as in fact the Americans never called it, was four years ago today. We had left Reading, following the Conservative victory in Reading East worked for so hard by David Sutton, Martin Salter and Stuart Singleton-White, and had moved into our place in London. I had a job interview in Peterborough on 7th July, and left our home in Kennington at about 0830. There was an (unrelated) closure of the southern part of the Northern Line because of a defective train, meaning that there were no trains from our local tube station, Oval. So I got a bus to Charing Cross, thinking I would pick up a Tube train there to Kings Cross. Just as I got to Embankment station the doors closed and the man at the door would not tell me anything. I saw dark blue "Emergency Response" vehicles speedng by, vehicles I had never seen before or since. Unlike anyone who was at work or at home with access to TV or radio I had no idea what had happened. Including when I got a bus, which tipped all its passengers off almost immediately, at Aldwych. Someone said a bus had been blown up. Then the mobile network went down and I saw businessmen queueing at phone boxes, something I had not seen for at least 20 years. I was about 10 minutes behind each incident, so Tube stations were closing as I approached them, and ambulances had just taken away the victims as I got there. I am glad to say. As I walked back along the Strand after failing (obviously) to reach Kings Cross and my train to Peterborough and my job interview, someone gave me a free Evening Standard and I watched all the banks close their doors one afer another. The pubs didn't close though. Many of them were full to the doors with people talking and laughing too loudly, drunk on adrenalin or alcohol or both in the middle of the day, some of them with sooty black marks on their faces. I walked back to Kennington, which is a long way from Kings Cross, especially in the kind of shoes you wear to a job interview. An Italian cafe in Waterloo was full, and I asked if I could use their loo and get a glass of water. They immediately put a jug of water and a glass on a small table they dragged out from the back somewhere and said kindly that I could sit there and rest my feet. And of course use their loo.
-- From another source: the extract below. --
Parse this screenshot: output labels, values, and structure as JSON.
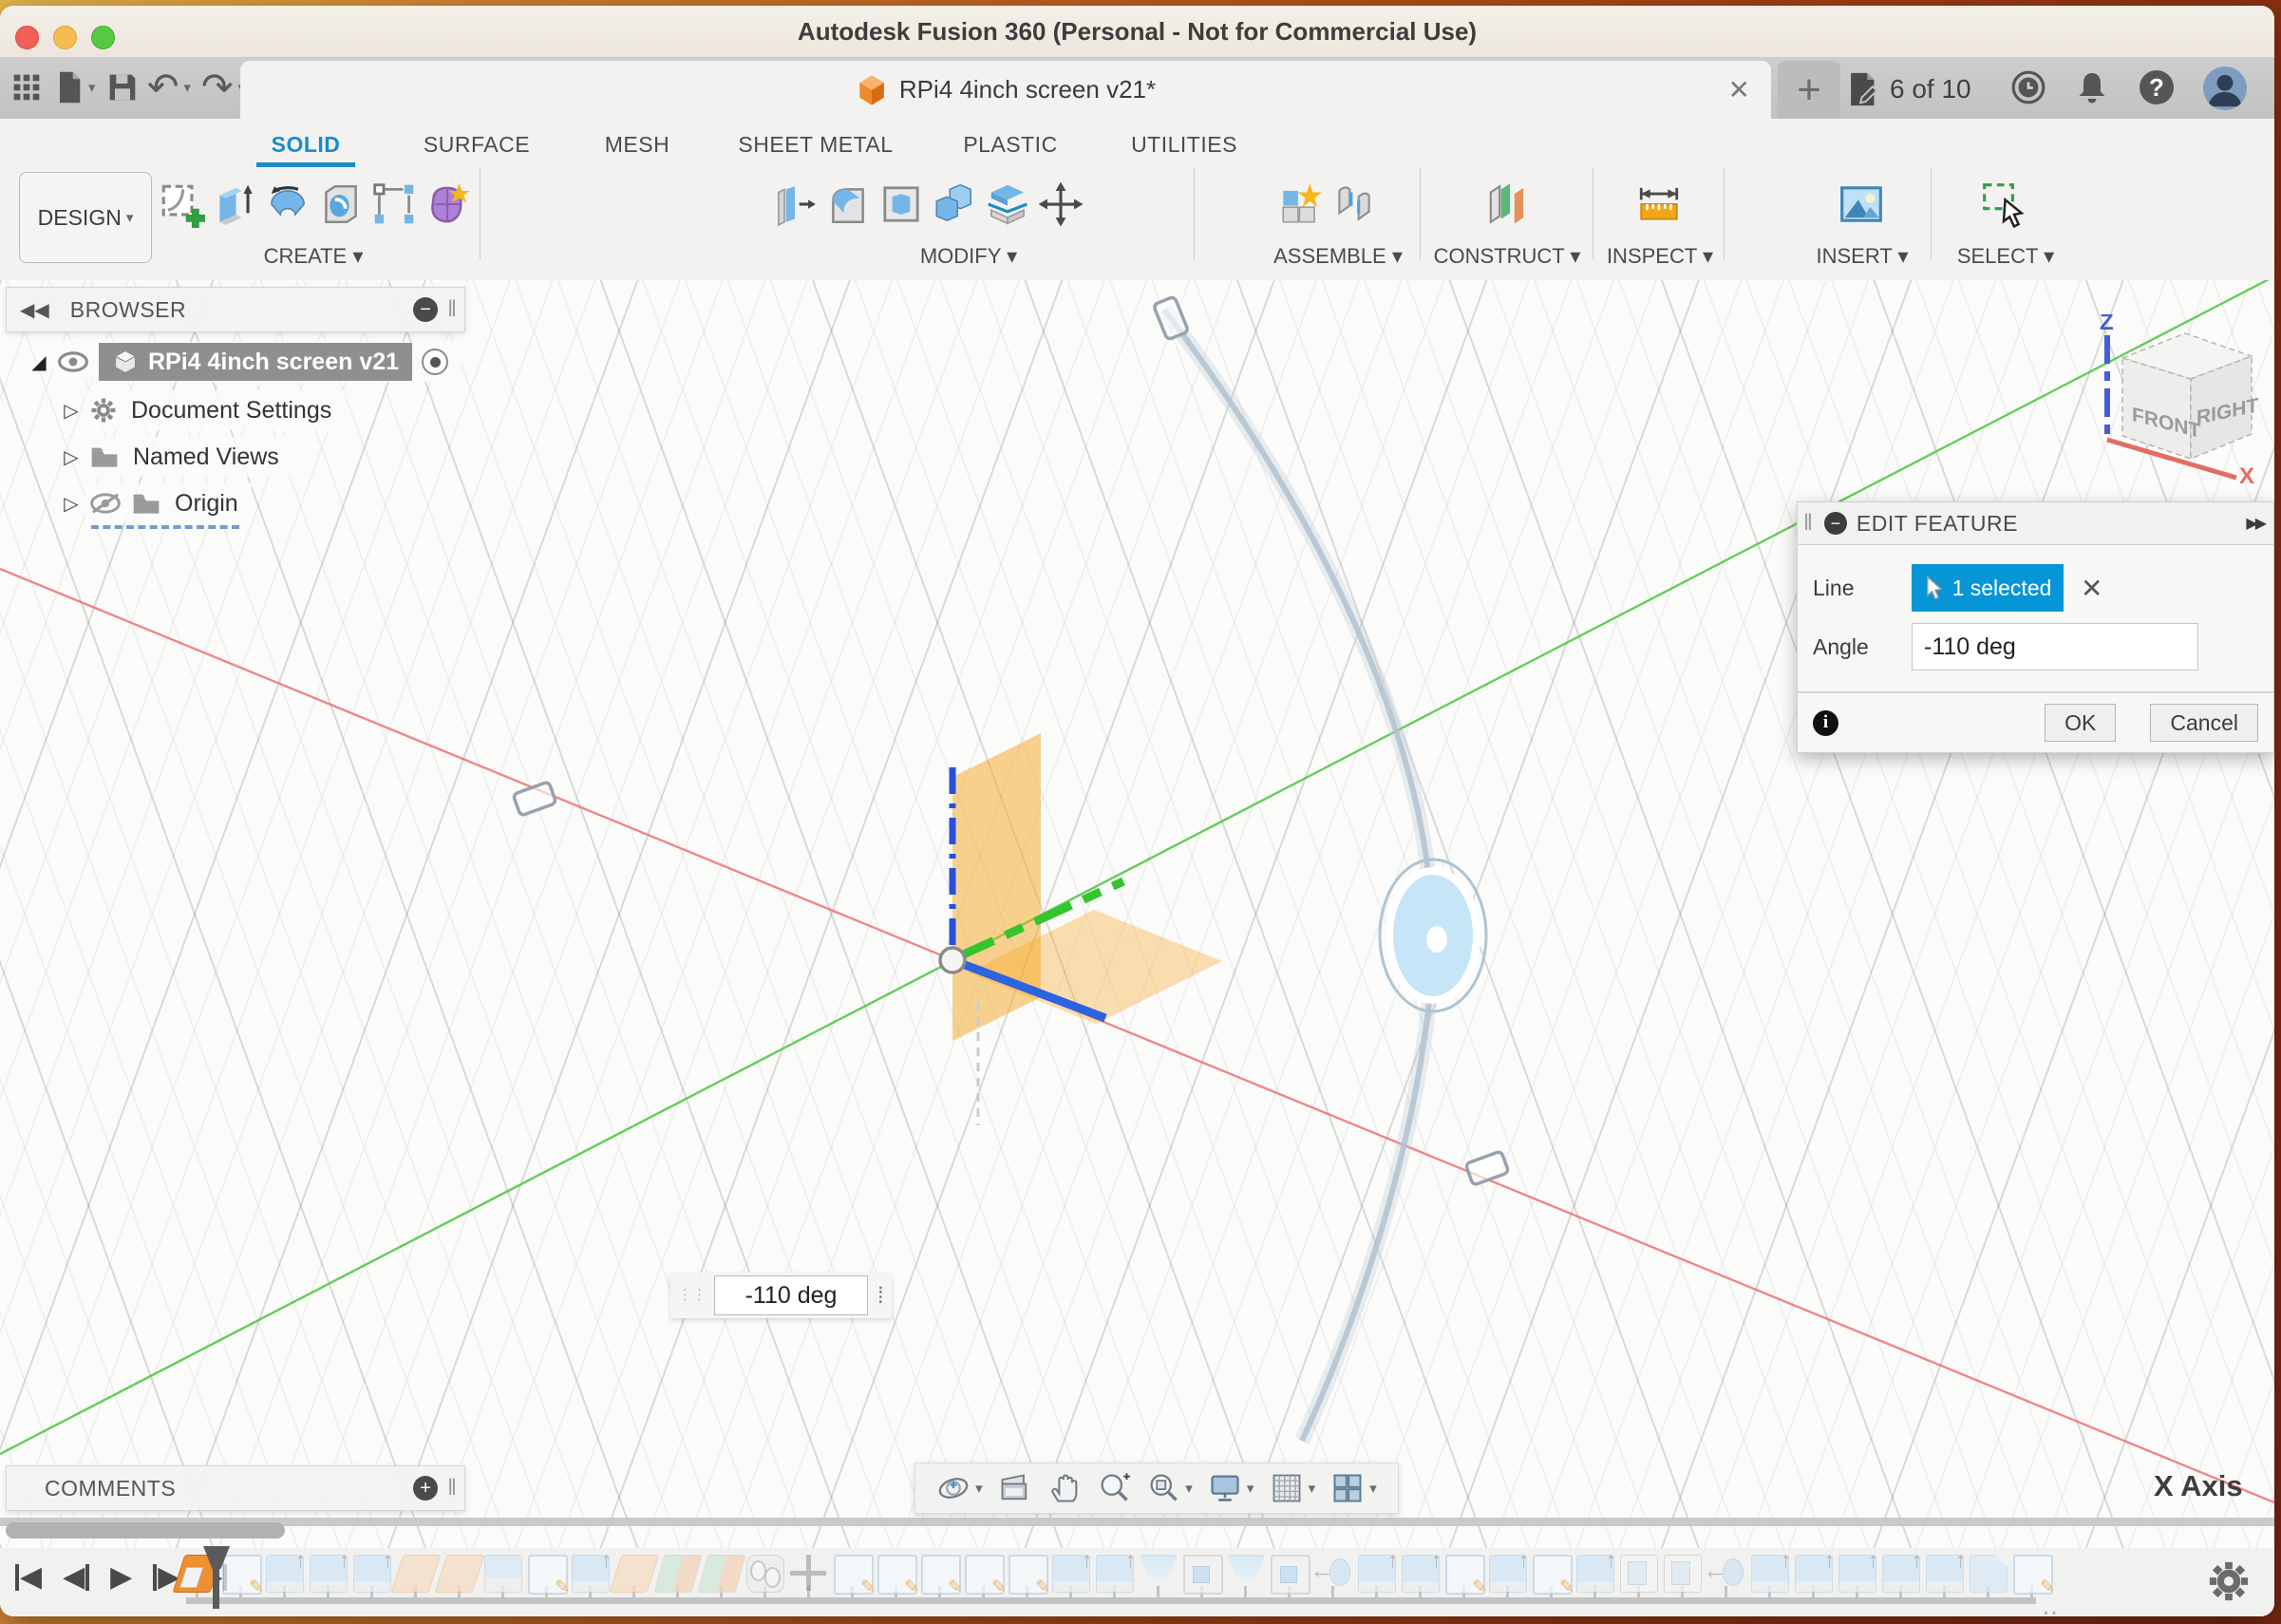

Both my children and my niece live and work in London, and did then, and might well have been on one of the trains, but I didn't think to worry about them. I was sure they were all right. Idiotically, probably.
Someone once said you have only really lived when you have experienced love, poverty and war. I experienced war that day. Because at last I understood my mother's stories - she worked in central London as a girl during the Blitz - and I understood at last that war is when people who don't know you want to kill you. What I saw on the faces of Londoners that day was not fear but defiance. And bravado. And sometimes pride. And that was before I knew what was going on. And someone said in the street, only perhaps half an hour after the last bomb, "I knew the French were pissed off about not getting the Olympics, but did they have to blow London up?"